Right or wrong, the first thing to do is check the signature line on the plaintiff’s complaint. We’re looking to see whether the plaintiff is proceeding “pro se”—by herself, acting as her own attorney. Or has a law firm put their name on this filing? While “pro se” plaintiffs are, in a way, the glory of our legal system, they are more often also the bane of its existence. When a civil complaint is filed pro se, it’s a good bet the plaintiff shopped this lawsuit around to every law firm in town, and none of them were interested in the case. In this case, a law firm has signed on to represent this plaintiff. That tells us that a law firm is willing to invest in a class action lawsuit, a category of cases that is often very expensive to prosecute. Again, a law firm’s presence doesn’t automatically validate the claim. It doesn’t mean the plaintiff will win. If nothing else, it tells us that this is not another Pollyanna pro se plaintiff tilting at a corporate windmill.
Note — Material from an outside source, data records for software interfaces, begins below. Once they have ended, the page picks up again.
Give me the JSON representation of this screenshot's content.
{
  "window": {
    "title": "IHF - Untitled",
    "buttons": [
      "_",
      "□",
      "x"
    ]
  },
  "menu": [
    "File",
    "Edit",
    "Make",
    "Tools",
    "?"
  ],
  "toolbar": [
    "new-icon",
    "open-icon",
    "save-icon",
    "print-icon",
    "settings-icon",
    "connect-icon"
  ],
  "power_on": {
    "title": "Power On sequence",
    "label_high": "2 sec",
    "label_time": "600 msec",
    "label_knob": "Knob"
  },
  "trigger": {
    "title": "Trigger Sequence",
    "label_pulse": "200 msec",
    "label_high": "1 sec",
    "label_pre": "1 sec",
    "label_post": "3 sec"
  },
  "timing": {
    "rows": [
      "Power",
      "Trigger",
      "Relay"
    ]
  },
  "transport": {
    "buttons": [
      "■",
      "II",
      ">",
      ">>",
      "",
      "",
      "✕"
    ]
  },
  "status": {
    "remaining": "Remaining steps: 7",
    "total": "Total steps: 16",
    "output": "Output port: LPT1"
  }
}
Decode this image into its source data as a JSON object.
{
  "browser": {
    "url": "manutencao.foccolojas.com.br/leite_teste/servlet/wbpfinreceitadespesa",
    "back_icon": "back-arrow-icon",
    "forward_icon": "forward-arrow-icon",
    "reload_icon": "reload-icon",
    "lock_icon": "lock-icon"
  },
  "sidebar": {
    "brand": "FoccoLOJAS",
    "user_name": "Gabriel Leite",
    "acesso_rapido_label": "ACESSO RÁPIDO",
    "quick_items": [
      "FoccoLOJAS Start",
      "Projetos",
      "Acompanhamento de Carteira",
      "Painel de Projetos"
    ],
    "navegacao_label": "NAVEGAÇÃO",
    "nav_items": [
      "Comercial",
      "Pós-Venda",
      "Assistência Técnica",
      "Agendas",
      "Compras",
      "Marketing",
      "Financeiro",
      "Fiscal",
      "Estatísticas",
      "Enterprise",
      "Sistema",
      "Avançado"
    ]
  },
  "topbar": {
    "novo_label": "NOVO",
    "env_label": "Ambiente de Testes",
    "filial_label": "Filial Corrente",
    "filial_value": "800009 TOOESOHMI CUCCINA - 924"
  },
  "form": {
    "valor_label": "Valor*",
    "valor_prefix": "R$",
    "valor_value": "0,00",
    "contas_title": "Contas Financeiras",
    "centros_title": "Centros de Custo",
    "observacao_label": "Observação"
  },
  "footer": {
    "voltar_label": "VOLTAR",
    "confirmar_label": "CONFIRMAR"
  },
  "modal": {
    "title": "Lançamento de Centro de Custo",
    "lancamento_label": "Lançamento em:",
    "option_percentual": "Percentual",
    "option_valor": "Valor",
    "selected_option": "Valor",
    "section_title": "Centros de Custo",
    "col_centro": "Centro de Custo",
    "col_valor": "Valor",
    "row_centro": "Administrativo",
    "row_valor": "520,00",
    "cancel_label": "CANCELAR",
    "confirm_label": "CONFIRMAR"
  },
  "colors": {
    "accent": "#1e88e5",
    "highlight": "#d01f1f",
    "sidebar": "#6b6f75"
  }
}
Every civil lawsuit can be broken down into three components: liability (whether the defendant did something wrong), damages (the harm to the plaintiff), and a nonlegal element: the ability to pay. That last element is established here: Kraft Heinz has “deep pockets.” It can pay a judgment. While this is not an element of the actual claims, it’s an essential element of the decision to bring a lawsuit. There’s not much point in having an extraordinary claim against a defendant with no money.
The plaintiff has an uphill battle regarding liability, even though Florida law is decidedly favorable to consumers like her.
Florida’s Deceptive and Unfair Trade Practices Act (FDUTPA) broadly protects “the consuming public…from those who engage in unfair methods of competition, unconscionable, deceptive, or unfair acts or practices in the conduct of any trade or commerce.” A “deceptive” practice is simply one that is “likely to mislead” consumers. An unfair practice includes conduct “immoral, unethical, oppressive, unscrupulous or substantially injurious to consumers.” Precisely defining “deceptive” or “unfair” is a task primarily left to the courts and creative lawyers. So, is the Kraft Heinz packaging deceptive or unfair?
According to her complaint, Kraft Heinz sells Velveeta-brand microwavable single-serve cups of mac and cheese represented in photographs of the packaging as “READY IN 3½ MINUTES”. She alleges that the statement “ready in 3½ minutes” is false and misleading because the Product takes longer than 3½ minutes to prepare. But then, as evidence that preparation time is longer than 3½ minutes, she cites the same packaging. This packaging includes the 3½ minute cook time, plus the other steps. So, the same packaging clarifies the cooking time relative to the prep time. In other words, the clarification is on the same packaging as the supposedly deceptive statement.
This will be Kraft Heinz’s most robust defense: that the packaging alleged in the complaint adequately informs a consumer in the grocery store what the 3½ minutes refers to, as long as this reasonable consumer just reads the entire package.
As far as damages go, it’s hard to imagine that Amanda Ramirez suffered $5 million when her lunch took 5-6 minutes to prepare instead of 3½ minutes. Folks might think, at best, she’s entitled to a refund, which she probably could have gotten without filing a federal lawsuit. But if this plaintiff can survive the liability issues, this could be a case with real damages. First, this is not a David vs. Goliath situation. This is a class action complaint. If the class gets certified, the plaintiff will be one of the hundreds–even thousands–of similarly-situated plaintiffs. It will be an army of “Davids” versus one corporate “Goliath.” But even if you aggregate the alleged $10.99 for eight 2.39 oz cups that these plaintiffs “suffered” when they purchased the mac and cheese, assuming a class of a thousand plaintiffs, that’s a little over ten thousand dollars total damages. The plaintiff’s firm will need a lot more than a thousand plaintiffs to make a one-third contingent attorney’s fee look appetizing. That’s why it’s also about the statutory attorney’s fees. Like many others, the Florida consumer protection law allows the plaintiff to seek attorney’s fees against the defendant. That definitely sweetens the (microwaveable) pot for the attorneys.
As with many lawsuits, especially class action lawsuits, if the plaintiffs can survive the inevitable motion to dismiss by the defendants, then the defendants have something to worry about. Unlike many lawsuits, this is a case that the defendants have a good chance of tossing out of court early in the litigation.
Danny Cevallos is a legal analyst for NBC and MSNBC and co-founder of the law firm Cevallos & Wong, LLP. He focuses his practice in the areas of state, federal, and territorial criminal defense and civil litigation.